Data from other assessments is also given to teachers and parents in the hope that it will stimulate change. But changing long-standing practice in schools and communities is hard, and usually requires on-going effort. Some promising work is already underway. In Kenya, the Tusome programme is providing government officials with real-time information about reading performance in different districts and the number of visits conducted by teacher trainers, which they can use to make sure the programme meets its targets.
Could a strategic view across all assessments create a more efficient and effective system?
At the moment there is significant duplication in the assessments being used in the region. For example in Uganda, NAPE, Uwezo, and the regional assessment (Southern and Eastern Africa Consortium for Monitoring Educational Quality – SACMEQ) all aim to track national standards over time. Of these, NAPE and Uwezo are administered every year. In addition, donor-led assessments such as the Early Grade Reading Assessment (EGRA) are used to evaluate individual programmes. By looking across all the assessments in a country perhaps a more efficient system be introduced, in which each assessment contributes in one clearly defined way.
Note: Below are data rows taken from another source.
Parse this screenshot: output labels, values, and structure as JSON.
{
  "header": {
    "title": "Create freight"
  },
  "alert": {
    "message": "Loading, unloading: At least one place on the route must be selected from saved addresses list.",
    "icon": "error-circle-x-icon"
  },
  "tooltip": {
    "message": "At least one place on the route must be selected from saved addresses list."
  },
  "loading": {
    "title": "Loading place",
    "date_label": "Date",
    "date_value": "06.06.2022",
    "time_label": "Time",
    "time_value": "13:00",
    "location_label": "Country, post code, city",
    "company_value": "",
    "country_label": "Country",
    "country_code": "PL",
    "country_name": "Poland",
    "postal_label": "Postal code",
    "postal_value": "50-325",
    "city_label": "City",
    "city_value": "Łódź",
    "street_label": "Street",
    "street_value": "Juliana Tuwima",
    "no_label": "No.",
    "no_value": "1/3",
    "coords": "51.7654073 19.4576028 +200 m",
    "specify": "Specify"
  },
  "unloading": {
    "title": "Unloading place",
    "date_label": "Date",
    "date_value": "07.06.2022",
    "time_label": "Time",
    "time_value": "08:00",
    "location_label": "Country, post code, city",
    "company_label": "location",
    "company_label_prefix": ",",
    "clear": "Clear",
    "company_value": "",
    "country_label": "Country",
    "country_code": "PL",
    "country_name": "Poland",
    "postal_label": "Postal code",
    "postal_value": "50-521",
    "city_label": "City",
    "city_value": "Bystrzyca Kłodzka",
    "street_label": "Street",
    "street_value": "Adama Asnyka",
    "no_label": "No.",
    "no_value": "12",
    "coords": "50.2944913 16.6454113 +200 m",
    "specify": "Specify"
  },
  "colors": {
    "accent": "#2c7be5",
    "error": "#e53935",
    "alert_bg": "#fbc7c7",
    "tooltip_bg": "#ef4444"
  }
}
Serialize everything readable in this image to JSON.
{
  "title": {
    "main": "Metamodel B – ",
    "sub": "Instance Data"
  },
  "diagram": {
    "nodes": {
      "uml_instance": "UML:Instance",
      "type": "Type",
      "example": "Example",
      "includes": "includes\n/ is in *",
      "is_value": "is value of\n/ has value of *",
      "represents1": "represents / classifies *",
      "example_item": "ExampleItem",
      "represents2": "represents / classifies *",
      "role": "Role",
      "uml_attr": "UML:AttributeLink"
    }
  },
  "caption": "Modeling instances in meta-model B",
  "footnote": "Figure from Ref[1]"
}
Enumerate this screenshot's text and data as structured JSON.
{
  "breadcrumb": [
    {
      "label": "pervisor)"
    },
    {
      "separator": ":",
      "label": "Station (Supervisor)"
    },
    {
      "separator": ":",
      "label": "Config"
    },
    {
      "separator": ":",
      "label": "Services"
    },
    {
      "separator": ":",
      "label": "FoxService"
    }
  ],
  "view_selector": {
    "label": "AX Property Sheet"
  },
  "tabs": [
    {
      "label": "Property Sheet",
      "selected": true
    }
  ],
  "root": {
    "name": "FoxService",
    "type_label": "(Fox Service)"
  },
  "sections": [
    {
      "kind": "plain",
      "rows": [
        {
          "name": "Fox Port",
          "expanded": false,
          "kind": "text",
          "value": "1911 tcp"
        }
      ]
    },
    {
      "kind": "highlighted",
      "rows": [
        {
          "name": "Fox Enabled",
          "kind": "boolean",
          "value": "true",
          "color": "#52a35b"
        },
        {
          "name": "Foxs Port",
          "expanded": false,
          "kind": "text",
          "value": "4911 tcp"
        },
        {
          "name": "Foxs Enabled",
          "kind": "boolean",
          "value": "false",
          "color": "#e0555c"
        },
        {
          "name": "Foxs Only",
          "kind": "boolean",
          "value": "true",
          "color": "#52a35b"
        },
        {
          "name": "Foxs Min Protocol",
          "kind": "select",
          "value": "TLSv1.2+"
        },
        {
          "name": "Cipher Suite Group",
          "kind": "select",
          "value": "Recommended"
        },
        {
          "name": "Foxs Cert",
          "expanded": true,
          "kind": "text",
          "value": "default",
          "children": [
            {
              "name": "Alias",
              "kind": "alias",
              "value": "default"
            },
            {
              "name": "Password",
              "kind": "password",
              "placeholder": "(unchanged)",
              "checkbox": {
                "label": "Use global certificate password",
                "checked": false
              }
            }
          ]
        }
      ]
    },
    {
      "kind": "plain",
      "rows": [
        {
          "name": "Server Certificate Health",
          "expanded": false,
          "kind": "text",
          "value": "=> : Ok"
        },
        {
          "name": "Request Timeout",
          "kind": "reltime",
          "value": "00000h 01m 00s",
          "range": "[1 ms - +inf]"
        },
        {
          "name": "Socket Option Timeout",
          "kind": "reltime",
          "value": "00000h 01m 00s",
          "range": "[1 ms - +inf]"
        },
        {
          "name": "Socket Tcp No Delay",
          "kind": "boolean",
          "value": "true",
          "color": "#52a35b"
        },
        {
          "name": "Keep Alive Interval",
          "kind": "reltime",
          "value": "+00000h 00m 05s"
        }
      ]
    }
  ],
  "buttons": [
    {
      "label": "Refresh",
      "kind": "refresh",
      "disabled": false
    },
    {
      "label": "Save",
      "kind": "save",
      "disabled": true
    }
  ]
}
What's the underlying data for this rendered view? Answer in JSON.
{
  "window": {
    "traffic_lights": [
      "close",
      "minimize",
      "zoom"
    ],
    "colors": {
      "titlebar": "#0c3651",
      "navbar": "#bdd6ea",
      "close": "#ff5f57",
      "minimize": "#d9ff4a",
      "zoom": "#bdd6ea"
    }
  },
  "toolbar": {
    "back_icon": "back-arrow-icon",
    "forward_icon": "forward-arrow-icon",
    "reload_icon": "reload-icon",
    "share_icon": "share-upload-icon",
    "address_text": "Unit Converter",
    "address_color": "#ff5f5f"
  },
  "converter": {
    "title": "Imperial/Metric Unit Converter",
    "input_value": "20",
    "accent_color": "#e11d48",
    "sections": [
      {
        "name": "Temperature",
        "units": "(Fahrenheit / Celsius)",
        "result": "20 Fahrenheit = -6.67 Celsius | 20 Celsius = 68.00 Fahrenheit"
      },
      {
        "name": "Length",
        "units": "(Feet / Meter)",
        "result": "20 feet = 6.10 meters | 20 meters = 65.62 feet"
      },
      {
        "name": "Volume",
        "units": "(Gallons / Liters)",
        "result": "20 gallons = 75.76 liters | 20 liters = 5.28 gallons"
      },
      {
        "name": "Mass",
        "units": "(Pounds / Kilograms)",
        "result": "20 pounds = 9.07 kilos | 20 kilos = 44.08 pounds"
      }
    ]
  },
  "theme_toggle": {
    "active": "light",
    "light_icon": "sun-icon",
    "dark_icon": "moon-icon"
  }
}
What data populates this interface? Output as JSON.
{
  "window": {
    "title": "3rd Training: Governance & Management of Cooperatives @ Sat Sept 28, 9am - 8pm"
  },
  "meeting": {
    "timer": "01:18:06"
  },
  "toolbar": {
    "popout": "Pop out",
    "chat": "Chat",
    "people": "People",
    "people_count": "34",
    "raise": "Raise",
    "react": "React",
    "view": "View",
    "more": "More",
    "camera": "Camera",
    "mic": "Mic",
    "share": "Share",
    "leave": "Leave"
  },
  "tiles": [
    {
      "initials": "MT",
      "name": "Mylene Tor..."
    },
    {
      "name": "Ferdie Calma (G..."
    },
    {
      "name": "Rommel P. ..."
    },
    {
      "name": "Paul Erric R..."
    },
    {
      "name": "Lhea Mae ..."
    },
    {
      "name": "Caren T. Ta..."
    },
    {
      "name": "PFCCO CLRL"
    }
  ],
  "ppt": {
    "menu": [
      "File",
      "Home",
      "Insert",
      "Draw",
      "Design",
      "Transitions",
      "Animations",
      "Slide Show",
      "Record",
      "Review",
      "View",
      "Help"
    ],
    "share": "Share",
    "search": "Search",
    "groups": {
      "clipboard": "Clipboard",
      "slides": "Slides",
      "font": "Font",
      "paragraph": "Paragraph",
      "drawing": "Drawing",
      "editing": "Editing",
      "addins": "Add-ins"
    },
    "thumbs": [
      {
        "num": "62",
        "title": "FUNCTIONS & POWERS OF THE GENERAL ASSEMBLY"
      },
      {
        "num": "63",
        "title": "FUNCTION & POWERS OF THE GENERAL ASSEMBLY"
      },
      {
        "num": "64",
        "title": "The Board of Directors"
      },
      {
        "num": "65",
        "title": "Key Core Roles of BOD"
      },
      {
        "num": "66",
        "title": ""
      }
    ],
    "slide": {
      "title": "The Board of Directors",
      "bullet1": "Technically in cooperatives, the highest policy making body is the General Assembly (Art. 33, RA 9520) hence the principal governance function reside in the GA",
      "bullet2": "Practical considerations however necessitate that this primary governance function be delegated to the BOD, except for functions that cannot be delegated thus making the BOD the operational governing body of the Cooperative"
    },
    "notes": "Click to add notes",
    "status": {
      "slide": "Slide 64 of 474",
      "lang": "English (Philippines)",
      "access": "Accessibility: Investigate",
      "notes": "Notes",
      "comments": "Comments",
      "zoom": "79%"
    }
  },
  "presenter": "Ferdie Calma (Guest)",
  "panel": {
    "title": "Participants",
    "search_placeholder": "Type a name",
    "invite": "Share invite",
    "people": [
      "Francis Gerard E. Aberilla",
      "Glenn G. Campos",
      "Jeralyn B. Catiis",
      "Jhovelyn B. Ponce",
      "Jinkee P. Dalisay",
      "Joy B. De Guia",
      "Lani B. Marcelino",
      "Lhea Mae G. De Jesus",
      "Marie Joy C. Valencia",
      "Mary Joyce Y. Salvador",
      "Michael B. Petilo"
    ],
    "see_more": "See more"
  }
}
A more efficient system would then free up resources to be spent on using the data from assessments to improve outcomes. Using the data well is as important as generating the information. Publishing data in reports is unlikely to be enough to tackle the entrenched problem of low levels of learning in schools. More systematic solutions are needed, along the lines of the Big Results Now and Tusome programmes. Creating initiatives like these, with the potential to change the behaviour of schools, requires investment, but is also crucial.
By Phil Elks from Ark.
Phil was the author of a recent Think Piece produced for DFID titled ‘The impact of assessment results on education policy and practice in East Africa’.